Segment Open

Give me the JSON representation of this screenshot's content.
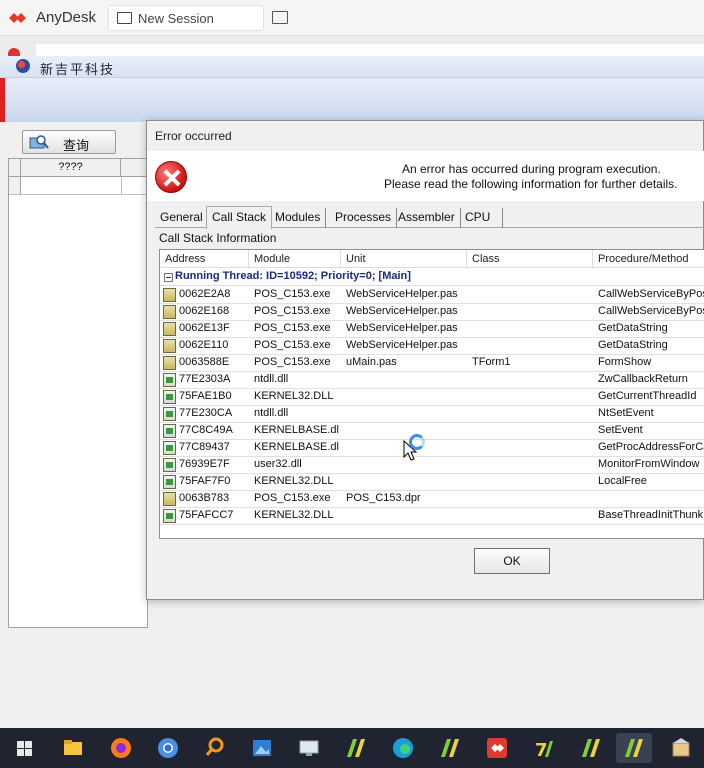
{
  "anydesk": {
    "app_name": "AnyDesk",
    "tab_label": "New Session",
    "icons": {
      "logo": "anydesk-logo-icon",
      "tab": "monitor-icon",
      "switch": "display-icon"
    }
  },
  "remote_app": {
    "title": "新吉平科技",
    "query_button": "查询",
    "grid_header": "????"
  },
  "dialog": {
    "title": "Error occurred",
    "message_line1": "An error has occurred during program execution.",
    "message_line2": "Please read the following information for further details.",
    "tabs": [
      "General",
      "Call Stack",
      "Modules",
      "Processes",
      "Assembler",
      "CPU"
    ],
    "active_tab": "Call Stack",
    "section_label": "Call Stack Information",
    "columns": [
      "Address",
      "Module",
      "Unit",
      "Class",
      "Procedure/Method"
    ],
    "thread_label": "Running Thread: ID=10592; Priority=0; [Main]",
    "rows": [
      {
        "address": "0062E2A8",
        "module": "POS_C153.exe",
        "unit": "WebServiceHelper.pas",
        "class": "",
        "procedure": "CallWebServiceByPost",
        "icon": "pkg"
      },
      {
        "address": "0062E168",
        "module": "POS_C153.exe",
        "unit": "WebServiceHelper.pas",
        "class": "",
        "procedure": "CallWebServiceByPost",
        "icon": "pkg"
      },
      {
        "address": "0062E13F",
        "module": "POS_C153.exe",
        "unit": "WebServiceHelper.pas",
        "class": "",
        "procedure": "GetDataString",
        "icon": "pkg"
      },
      {
        "address": "0062E110",
        "module": "POS_C153.exe",
        "unit": "WebServiceHelper.pas",
        "class": "",
        "procedure": "GetDataString",
        "icon": "pkg"
      },
      {
        "address": "0063588E",
        "module": "POS_C153.exe",
        "unit": "uMain.pas",
        "class": "TForm1",
        "procedure": "FormShow",
        "icon": "pkg"
      },
      {
        "address": "77E2303A",
        "module": "ntdll.dll",
        "unit": "",
        "class": "",
        "procedure": "ZwCallbackReturn",
        "icon": "mod"
      },
      {
        "address": "75FAE1B0",
        "module": "KERNEL32.DLL",
        "unit": "",
        "class": "",
        "procedure": "GetCurrentThreadId",
        "icon": "mod"
      },
      {
        "address": "77E230CA",
        "module": "ntdll.dll",
        "unit": "",
        "class": "",
        "procedure": "NtSetEvent",
        "icon": "mod"
      },
      {
        "address": "77C8C49A",
        "module": "KERNELBASE.dll",
        "unit": "",
        "class": "",
        "procedure": "SetEvent",
        "icon": "mod"
      },
      {
        "address": "77C89437",
        "module": "KERNELBASE.dll",
        "unit": "",
        "class": "",
        "procedure": "GetProcAddressForCa",
        "icon": "mod"
      },
      {
        "address": "76939E7F",
        "module": "user32.dll",
        "unit": "",
        "class": "",
        "procedure": "MonitorFromWindow",
        "icon": "mod"
      },
      {
        "address": "75FAF7F0",
        "module": "KERNEL32.DLL",
        "unit": "",
        "class": "",
        "procedure": "LocalFree",
        "icon": "mod"
      },
      {
        "address": "0063B783",
        "module": "POS_C153.exe",
        "unit": "POS_C153.dpr",
        "class": "",
        "procedure": "",
        "icon": "pkg"
      },
      {
        "address": "75FAFCC7",
        "module": "KERNEL32.DLL",
        "unit": "",
        "class": "",
        "procedure": "BaseThreadInitThunk",
        "icon": "mod"
      }
    ],
    "ok_button": "OK"
  },
  "taskbar": {
    "items": [
      "start-icon",
      "file-explorer-icon",
      "firefox-icon",
      "chrome-icon",
      "search-magnifier-icon",
      "photos-icon",
      "remote-desktop-icon",
      "pos-app-icon",
      "edge-icon",
      "pos-app-icon",
      "anydesk-icon",
      "delphi-icon",
      "pos-app-icon",
      "pos-app-icon",
      "package-icon"
    ],
    "active_index": 13
  },
  "colors": {
    "accent_red": "#e02020",
    "thread_text": "#1b2a7a",
    "taskbar_bg": "#1f2430"
  }
}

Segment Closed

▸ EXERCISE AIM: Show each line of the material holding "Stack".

▸ RESPONSE AREA:
      "Call Stack",
    "active_tab": "Call Stack",
    "section_label": "Call Stack Information",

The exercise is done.